“Andrew Symonds was the first big unit who could move around in the circle.
“Usually if you are a big unit you have power but not the agility.
“He was dynamic in the ring, he was great under the helmet around the bat and he had this massive arm from the boundary and really safe hands under the high ball. He was probably the first all-round fielder who is the epitome of a modern day great fielder. Someone who can field literally in any position.
“It has been great to see how it has come on.”
Jonty Rhodes will cover the three Test series as a commentator with Channel 7.
FOUR GREAT MODERN DAY FIELDERS RHODES LOVES TO WATCH
Suresh Raina (India): He was somebody who was phenomenal. He has just ended his international career and I saw him a lot during the IPL and he would field in any position. He would throw himself around. And remember in Australia and South Africa as kids growing up, we have turf in the backyard. In India, often they don’t have grass and the outfield is really hard to dive on. So the young Indian player diving on the field, I respect that.
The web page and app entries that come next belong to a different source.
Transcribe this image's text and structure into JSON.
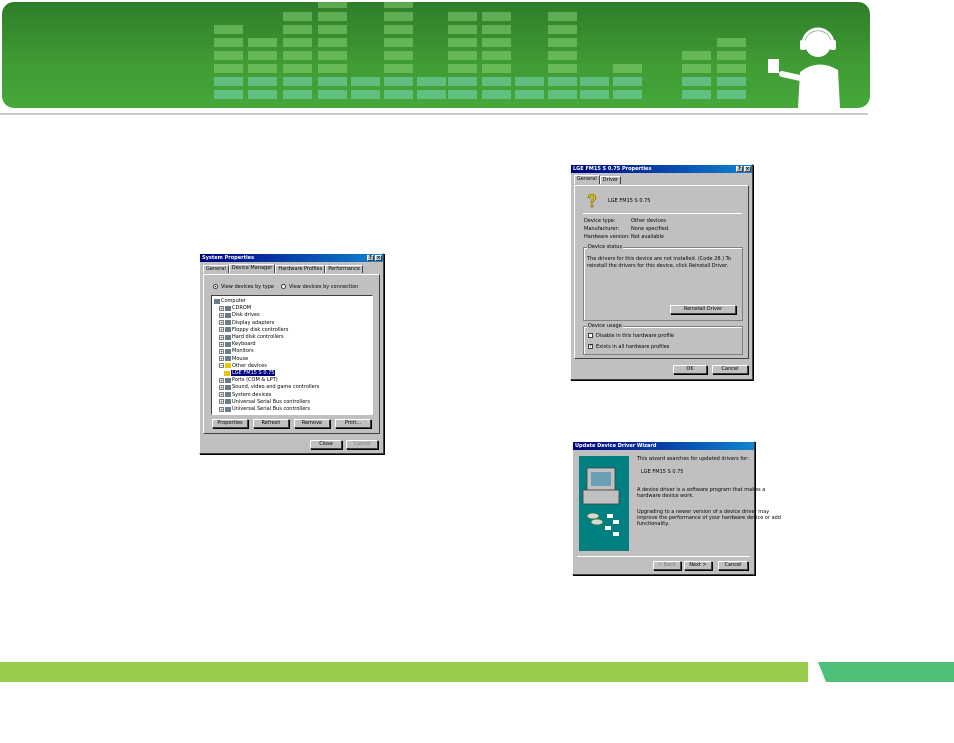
{
  "system_properties": {
    "title": "System Properties",
    "tabs": [
      "General",
      "Device Manager",
      "Hardware Profiles",
      "Performance"
    ],
    "radio_by_type": "View devices by type",
    "radio_by_connection": "View devices by connection",
    "tree": [
      {
        "label": "Computer",
        "level": 0,
        "icon": "computer-icon"
      },
      {
        "label": "CDROM",
        "level": 1,
        "icon": "cdrom-icon"
      },
      {
        "label": "Disk drives",
        "level": 1,
        "icon": "disk-icon"
      },
      {
        "label": "Display adapters",
        "level": 1,
        "icon": "display-icon"
      },
      {
        "label": "Floppy disk controllers",
        "level": 1,
        "icon": "floppy-icon"
      },
      {
        "label": "Hard disk controllers",
        "level": 1,
        "icon": "harddisk-icon"
      },
      {
        "label": "Keyboard",
        "level": 1,
        "icon": "keyboard-icon"
      },
      {
        "label": "Monitors",
        "level": 1,
        "icon": "monitor-icon"
      },
      {
        "label": "Mouse",
        "level": 1,
        "icon": "mouse-icon"
      },
      {
        "label": "Other devices",
        "level": 1,
        "icon": "question-icon"
      },
      {
        "label": "LGE FM15 S 0.75",
        "level": 2,
        "icon": "question-icon",
        "selected": true
      },
      {
        "label": "Ports (COM & LPT)",
        "level": 1,
        "icon": "port-icon"
      },
      {
        "label": "Sound, video and game controllers",
        "level": 1,
        "icon": "sound-icon"
      },
      {
        "label": "System devices",
        "level": 1,
        "icon": "system-icon"
      },
      {
        "label": "Universal Serial Bus controllers",
        "level": 1,
        "icon": "usb-icon"
      },
      {
        "label": "Universal Serial Bus controllers",
        "level": 1,
        "icon": "usb-icon"
      }
    ],
    "buttons": {
      "properties": "Properties",
      "refresh": "Refresh",
      "remove": "Remove",
      "print": "Print..."
    },
    "close": "Close",
    "cancel": "Cancel"
  },
  "lge_properties": {
    "title": "LGE FM15 S 0.75  Properties",
    "tabs": [
      "General",
      "Driver"
    ],
    "device_name": "LGE FM15 S 0.75",
    "fields": [
      {
        "key": "Device type:",
        "value": "Other devices"
      },
      {
        "key": "Manufacturer:",
        "value": "None specified."
      },
      {
        "key": "Hardware version:",
        "value": "Not available"
      }
    ],
    "status_group": "Device status",
    "status_text_1": "The drivers for this device are not installed. (Code 28.) To",
    "status_text_2": "reinstall the drivers for this device, click Reinstall Driver.",
    "reinstall": "Reinstall Driver",
    "usage_group": "Device usage",
    "usage_disable": "Disable in this hardware profile",
    "usage_exists": "Exists in all hardware profiles",
    "ok": "OK",
    "cancel": "Cancel"
  },
  "wizard": {
    "title": "Update Device Driver Wizard",
    "line1": "This wizard searches for updated drivers for:",
    "device": "LGE FM15 S 0.75",
    "para1a": "A device driver is a software program that makes a",
    "para1b": "hardware device work.",
    "para2a": "Upgrading to a newer version of a device driver may",
    "para2b": "improve the performance of your hardware device or add",
    "para2c": "functionality.",
    "back": "< Back",
    "next": "Next >",
    "cancel": "Cancel"
  },
  "colors": {
    "banner": "#3f9a33",
    "footer_green": "#99cc4a",
    "footer_tab": "#4dc07a",
    "win_title": "#000080"
  }
}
The landing is quite tough at times.”
Martin Guptill (New Zealand): “Brilliant in all phases of fielding.”
Ben Stokes (England): “Has the knack of just sticking his hand up and taking incredible catches.”
Ravindra Jadeja (India): I highly rate him as a fielder for his speed across the ground and his accuracy with the side-on throw.”